Buyers of Trump-developed condominiums haven’t done so well, new report says

Whether self-proclaimed real estate “mogul” Donald Trump is actually the tycoon he proclaims to be is up for debate. But according to a new report, people who have purchased apartments in Trump-developed condominiums haven’t done so well, at least not in the last few years when prices have skyrocketed.

A look by at transactions in the properties that carry the former president’s brand found the numbers to be decidedly underwhelming. Prices for the apartments in his buildings “have either declined or appreciated at a slower pace than the local markets they’re in,” according to the official listing site of the National Association of Realtors.

Citing data from the CoreLogic analytics firm, the study found that while the median price for condo sales between 2019 and 2022 rose 38%, the median at Trump-developed properties declined 14%. Not one of the properties the ex-president built outperformed the market where they are located.

The issue: Likely because of Trump’s multiple legal problems, the name no longer commands the prices they once did. In response, some buildings have taken steps to remove the Trump name from their marques in hopes of separating themselves from the Republican standard-bearer.

But at the same time, the report notes, the buildings, which are said to be some of the best managed in the Big Apple, are so old that they have a tough time competing with newer properties offering all the trimmings that come with more modern places. Trump hasn’t built anything in years in the city.

Take Manhattan: Since just prior to the pandemic, prices at Trump buildings have slid about 16%, according to the analysis. Over the same period, the value of all condos in the borough have risen roughly 11%.

In South Florida, owners of the condos he built have done better. They went up by about 15% between 2019 and 2022. But during the same period, prices in Miami-Dade and Broward counties shot up 50%.


With the paucity of existing houses coming to the market, new construction has become largely the only game in town in many places throughout the country. And builders appear to have taken notice.

According to new data from the industry’s trade group, the share of builders who are reducing their prices has slipped every month since November. Now only 3 out of 10 are dropping their prices, and then only by 6%.

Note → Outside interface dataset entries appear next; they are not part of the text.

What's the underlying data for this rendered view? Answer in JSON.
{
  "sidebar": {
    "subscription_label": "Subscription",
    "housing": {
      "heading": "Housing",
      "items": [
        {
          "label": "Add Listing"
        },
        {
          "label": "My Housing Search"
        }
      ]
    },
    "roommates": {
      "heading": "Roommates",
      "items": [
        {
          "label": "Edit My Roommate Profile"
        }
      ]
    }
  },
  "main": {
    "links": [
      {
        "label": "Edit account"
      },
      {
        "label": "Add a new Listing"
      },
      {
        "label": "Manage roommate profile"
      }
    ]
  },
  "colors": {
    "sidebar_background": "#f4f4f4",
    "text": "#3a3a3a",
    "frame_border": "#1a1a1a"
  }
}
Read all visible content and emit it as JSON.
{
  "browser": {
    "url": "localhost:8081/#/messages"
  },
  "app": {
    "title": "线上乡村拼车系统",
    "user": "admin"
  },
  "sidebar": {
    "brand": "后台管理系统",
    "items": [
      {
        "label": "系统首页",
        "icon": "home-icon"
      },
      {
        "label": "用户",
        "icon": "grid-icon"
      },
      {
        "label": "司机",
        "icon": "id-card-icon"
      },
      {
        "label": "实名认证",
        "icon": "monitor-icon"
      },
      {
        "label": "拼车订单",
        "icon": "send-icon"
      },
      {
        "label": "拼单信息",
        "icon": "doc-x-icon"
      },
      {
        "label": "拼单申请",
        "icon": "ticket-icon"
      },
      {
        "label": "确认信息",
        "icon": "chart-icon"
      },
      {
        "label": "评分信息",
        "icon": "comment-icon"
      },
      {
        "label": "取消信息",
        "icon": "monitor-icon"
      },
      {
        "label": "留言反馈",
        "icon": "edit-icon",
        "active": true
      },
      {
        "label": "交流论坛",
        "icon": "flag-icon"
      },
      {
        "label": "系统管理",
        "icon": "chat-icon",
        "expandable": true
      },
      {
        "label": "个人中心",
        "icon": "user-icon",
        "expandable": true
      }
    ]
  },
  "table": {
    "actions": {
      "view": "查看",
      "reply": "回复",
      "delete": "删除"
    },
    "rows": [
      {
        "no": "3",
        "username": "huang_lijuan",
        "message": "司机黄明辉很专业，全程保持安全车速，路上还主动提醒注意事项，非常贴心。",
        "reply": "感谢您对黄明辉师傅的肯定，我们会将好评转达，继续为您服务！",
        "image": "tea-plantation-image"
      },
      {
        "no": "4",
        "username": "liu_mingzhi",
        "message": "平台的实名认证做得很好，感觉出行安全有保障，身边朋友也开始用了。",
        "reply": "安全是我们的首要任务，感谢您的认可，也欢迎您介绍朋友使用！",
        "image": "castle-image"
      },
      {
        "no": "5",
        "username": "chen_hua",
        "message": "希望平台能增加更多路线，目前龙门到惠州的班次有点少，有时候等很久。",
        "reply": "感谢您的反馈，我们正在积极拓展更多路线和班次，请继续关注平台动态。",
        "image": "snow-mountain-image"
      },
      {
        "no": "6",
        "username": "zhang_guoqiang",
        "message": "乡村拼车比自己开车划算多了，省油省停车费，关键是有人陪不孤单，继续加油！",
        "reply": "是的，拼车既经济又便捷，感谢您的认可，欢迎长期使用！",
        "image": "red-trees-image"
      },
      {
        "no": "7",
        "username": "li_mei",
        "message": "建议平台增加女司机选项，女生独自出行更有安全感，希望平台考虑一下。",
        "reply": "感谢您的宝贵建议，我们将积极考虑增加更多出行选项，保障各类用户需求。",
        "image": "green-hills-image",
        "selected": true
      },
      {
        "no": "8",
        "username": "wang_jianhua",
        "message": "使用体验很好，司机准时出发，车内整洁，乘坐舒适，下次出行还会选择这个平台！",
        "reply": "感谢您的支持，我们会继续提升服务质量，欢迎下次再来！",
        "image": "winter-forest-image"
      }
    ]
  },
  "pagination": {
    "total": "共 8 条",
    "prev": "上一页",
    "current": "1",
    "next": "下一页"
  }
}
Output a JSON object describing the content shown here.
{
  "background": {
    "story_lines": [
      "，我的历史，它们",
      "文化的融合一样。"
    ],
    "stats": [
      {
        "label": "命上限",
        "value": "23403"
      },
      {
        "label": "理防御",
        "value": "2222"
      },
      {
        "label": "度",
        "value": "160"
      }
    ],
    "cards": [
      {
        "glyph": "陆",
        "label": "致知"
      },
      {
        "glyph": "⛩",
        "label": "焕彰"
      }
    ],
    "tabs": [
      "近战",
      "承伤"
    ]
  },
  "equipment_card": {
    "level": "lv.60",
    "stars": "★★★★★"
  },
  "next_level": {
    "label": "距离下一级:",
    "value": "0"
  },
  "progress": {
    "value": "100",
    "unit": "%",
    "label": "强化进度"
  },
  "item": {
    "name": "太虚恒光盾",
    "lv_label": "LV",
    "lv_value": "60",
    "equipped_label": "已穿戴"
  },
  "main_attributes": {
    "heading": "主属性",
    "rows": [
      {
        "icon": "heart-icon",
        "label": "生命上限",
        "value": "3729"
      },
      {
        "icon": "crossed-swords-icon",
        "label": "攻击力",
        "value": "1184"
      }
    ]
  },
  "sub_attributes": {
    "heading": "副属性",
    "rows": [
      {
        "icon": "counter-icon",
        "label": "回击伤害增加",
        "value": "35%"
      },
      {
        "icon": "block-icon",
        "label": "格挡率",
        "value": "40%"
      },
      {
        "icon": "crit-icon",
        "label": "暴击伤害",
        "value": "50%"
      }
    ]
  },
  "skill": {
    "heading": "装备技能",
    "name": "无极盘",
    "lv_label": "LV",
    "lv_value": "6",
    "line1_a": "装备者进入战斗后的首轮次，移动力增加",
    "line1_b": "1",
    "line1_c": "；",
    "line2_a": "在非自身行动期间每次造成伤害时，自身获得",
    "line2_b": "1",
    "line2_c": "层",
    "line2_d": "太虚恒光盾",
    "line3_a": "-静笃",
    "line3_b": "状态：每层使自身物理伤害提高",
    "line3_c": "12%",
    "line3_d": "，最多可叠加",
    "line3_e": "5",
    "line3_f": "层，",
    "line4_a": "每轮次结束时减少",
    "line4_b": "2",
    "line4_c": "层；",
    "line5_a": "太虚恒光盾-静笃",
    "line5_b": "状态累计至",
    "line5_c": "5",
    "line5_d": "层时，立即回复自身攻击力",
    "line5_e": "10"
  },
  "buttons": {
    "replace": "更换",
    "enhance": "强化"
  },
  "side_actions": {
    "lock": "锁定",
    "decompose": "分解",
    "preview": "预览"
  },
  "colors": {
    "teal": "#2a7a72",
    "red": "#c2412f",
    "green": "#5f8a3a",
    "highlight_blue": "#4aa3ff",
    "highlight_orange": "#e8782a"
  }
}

At the same time, the National Association of Home Builders reports that slightly more of its members have been using mortgage-rate buydowns, giveaways and other incentives to bolster sales of late. But at 54%, it’s still fewer than the 62% who were offering freebies and the like in December.

Whether this trend will hold remains to be seen. Mortgage rates, after all, have forced many a would-be buyer to the sidelines. But the limited resale inventory has increased demand for new houses. And as a result, builder optimism has grown.

Currently, the NAHB says, a third of unsold houses is new construction, compared to historical norms of a tad more than 10%.


More than 2.4 million taxpayers claimed at least one residential energy credit for the 2020 fiscal year, the most recent year for which data is available.

That’s far from the some 7 million who claimed an energy credit in 2010, but tax returns claiming the credit have been rising again since 2018. And in 2020, the Internal Revenue Service says nearly 9 out of 10 owners who claimed one had adjusted gross incomes of less than $200,000.

The tax credits were enacted by Congress in 2005, one for retrofitting and remodeling existing houses and another for installing alternative power sources in new and existing houses.

As in prior years, the most prevalent redo in 2020 was the installation of more efficient windows. People also switched out their water heaters, added insulation and changed their exterior doors. To a lesser degree, they also put on new roofs, which is the most expensive of all these upgrades.


Since 2012, nearly 3,000 houses a day have been built nationwide, according to a new analysis from Point2.

It’s hardly enough to keep up with demand, though. And the Point2 study says builders are losing ground, not gaining. (Full disclosure: Point2 in part of Yardi Systems, which also owns Multi-Housing News, a trade publication to which I contribute on a regular basis.)

The National Association of Home Builders says between 1.3-1.5 million new houses a year are needed to satisfy buyers. But the number of permits and construction starts took a downward turn last year.

The number of permits issued nationally crossed the 1-million mark in 2014 and has increased every year until 2022, when the first decline was recorded. The fall off was almost all for single-family houses. A permit indicates a plan to build. But it doesn’t mean much until dirt is finally turned: a start. And starts have followed the same trajectory as permits.

For what it’s worth, permits are far from evenly distributed, Point2 acknowledges. Three states –Texas, Florida and California – accounted for more than a third of the permits authorized last year.



Florida has recently outlawed foreign ownership of real estate. Some states prohibit foreigners from owning agricultural land; others block them from owning property around military installations while some deny ownership of any land. Some laws apply to all foreign governments, some to certain countries and some to foreign nationals.

Lew Sichelman has been covering real estate for more than 50 years. Readers can contact him at